We love to go for walks and besides walking around Texas A&M University our next favorite place to take walks in this area is the nature preserve at Lick Creek Park. Lick Creek Park is part of a 1265 acre tract acquired by College Station in 1981 in a trade for development land along Highway 6. About 500 of these acres were set aside as a “natural area for education and enjoyment of future generations”. It also provides protected habitat for Spiranthes parksii, a federally listed endangered orchid known as the Navasota Ladies’ Tresses. October and November are the only months to see them in flower.
Located at 13600 East Rock Prairie Road even the drive over to the park in the spring revealed many of the native wildflowers in this area. The park is always a fun hike in the spring because of the wildflowers and the new growth. The park is popular with hikers, mountain bikes, and those who love to walk their dogs unleashed. Soon there will be many birdwatchers at the park as it is a good place to spot migrating warblers and other migrants this time of year.
Lick Creek is a major tributary to the Navasota River. It contains well-developed riverine and alluvial hardwood forest, open marshland, oxbow meadows, upland oak forest, and sandy prairies. There are several miles of trails and we usually walk a larger loop that is a bit over 3.5 miles. On this trail one can see all the diversity that exists in this county. Post Oak Savannahs, Water Oak wetlands and Sandy Meadows which are populated with many wildflowers in the spring.
There are several benches scattered along the way to simply enjoy the solitude of this park as it is far enough away from the noise of the highway and the trains. Lots of families bike with their kids here on the weekends so we found it to be a quieter time to hike here in the early mornings on weekdays.

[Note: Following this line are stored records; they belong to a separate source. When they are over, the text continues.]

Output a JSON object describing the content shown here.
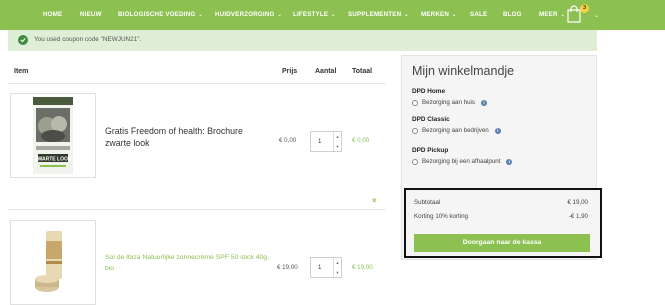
{
  "nav": {
    "items": [
      {
        "label": "HOME",
        "chevron": false
      },
      {
        "label": "NIEUW",
        "chevron": false
      },
      {
        "label": "BIOLOGISCHE VOEDING",
        "chevron": true
      },
      {
        "label": "HUIDVERZORGING",
        "chevron": true
      },
      {
        "label": "LIFESTYLE",
        "chevron": true
      },
      {
        "label": "SUPPLEMENTEN",
        "chevron": true
      },
      {
        "label": "MERKEN",
        "chevron": true
      },
      {
        "label": "SALE",
        "chevron": false
      },
      {
        "label": "BLOG",
        "chevron": false
      },
      {
        "label": "MEER",
        "chevron": true
      }
    ],
    "chevron_glyph": "⌄",
    "cart_count": "3",
    "icon": "shopping-bag-icon"
  },
  "notice": {
    "text": "You used coupon code \"NEWJUN21\"."
  },
  "table": {
    "headers": {
      "item": "Item",
      "price": "Prijs",
      "qty": "Aantal",
      "total": "Totaal"
    },
    "rows": [
      {
        "name": "Gratis Freedom of health: Brochure zwarte look",
        "price": "€ 0,00",
        "qty": "1",
        "total": "€ 0,00",
        "thumb_caption": "ZWARTE LOOK"
      },
      {
        "name": "Sol de Ibiza Natuurlijke zonnecrème SPF 50 stick 40g, bio",
        "price": "€ 19,00",
        "qty": "1",
        "total": "€ 19,00"
      }
    ],
    "remove_glyph": "×"
  },
  "sidebar": {
    "title": "Mijn winkelmandje",
    "shipping": [
      {
        "title": "DPD Home",
        "option": "Bezorging aan huis"
      },
      {
        "title": "DPD Classic",
        "option": "Bezorging aan bedrijven"
      },
      {
        "title": "DPD Pickup",
        "option": "Bezorging bij een afhaalpunt"
      }
    ],
    "info_glyph": "i",
    "summary": {
      "subtotal_label": "Subtotaal",
      "subtotal_value": "€ 19,00",
      "discount_label": "Korting 10% korting",
      "discount_value": "-€ 1,90",
      "checkout_label": "Doorgaan naar de kassa"
    }
  },
  "colors": {
    "brand_green": "#8cc152",
    "notice_bg": "#dfeed7",
    "check_green": "#3d8c40"
  }
}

I remember the many years we lived here I always considered this area to be an ecological desert void of diversity and of little interest. Now when we return we always enjoy a walk through this unique vegetative habitat found only in the part of Texas. Funny how time sharpens ones focus and allows us to rid ourselves of negative thoughts. We now can see the beauty that each area has to offer and enjoy walks such as these in every place we stop…